Stored entries:
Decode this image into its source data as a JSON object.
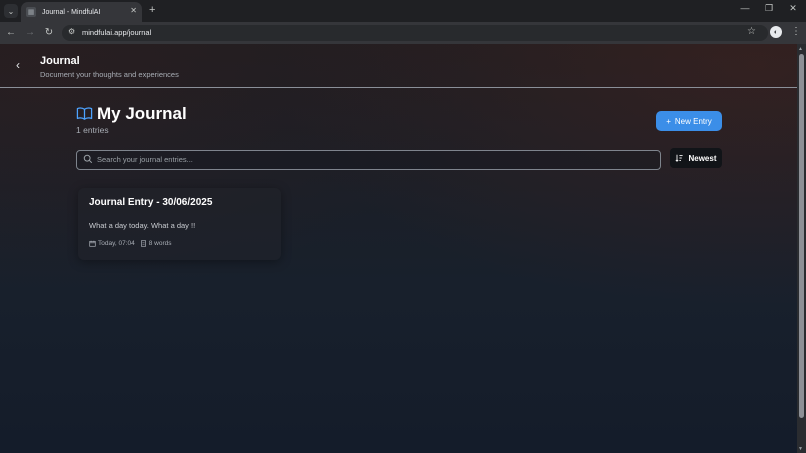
{
  "browser": {
    "tab_title": "Journal - MindfulAI",
    "url": "mindfulai.app/journal"
  },
  "header": {
    "title": "Journal",
    "subtitle": "Document your thoughts and experiences"
  },
  "main": {
    "title": "My Journal",
    "entry_count": "1 entries",
    "new_entry_label": "New Entry",
    "search_placeholder": "Search your journal entries...",
    "search_value": "",
    "sort_label": "Newest"
  },
  "entries": [
    {
      "title": "Journal Entry - 30/06/2025",
      "excerpt": "What a day today. What a day !!",
      "date": "Today, 07:04",
      "words": "8 words"
    }
  ],
  "colors": {
    "accent": "#3b8ee8",
    "background": "#1d1f24"
  },
  "icons": {
    "journal": "book-open-icon",
    "search": "search-icon",
    "sort": "sort-icon",
    "date": "calendar-icon",
    "words": "document-icon"
  }
}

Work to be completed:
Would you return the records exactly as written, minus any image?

Solution below:
Decode this image into its source data as a JSON object.
{
  "browser": {
    "tab_title": "Journal - MindfulAI",
    "url": "mindfulai.app/journal"
  },
  "header": {
    "title": "Journal",
    "subtitle": "Document your thoughts and experiences"
  },
  "main": {
    "title": "My Journal",
    "entry_count": "1 entries",
    "new_entry_label": "New Entry",
    "search_placeholder": "Search your journal entries...",
    "search_value": "",
    "sort_label": "Newest"
  },
  "entries": [
    {
      "title": "Journal Entry - 30/06/2025",
      "excerpt": "What a day today. What a day !!",
      "date": "Today, 07:04",
      "words": "8 words"
    }
  ],
  "colors": {
    "accent": "#3b8ee8",
    "background": "#1d1f24"
  },
  "icons": {
    "journal": "book-open-icon",
    "search": "search-icon",
    "sort": "sort-icon",
    "date": "calendar-icon",
    "words": "document-icon"
  }
}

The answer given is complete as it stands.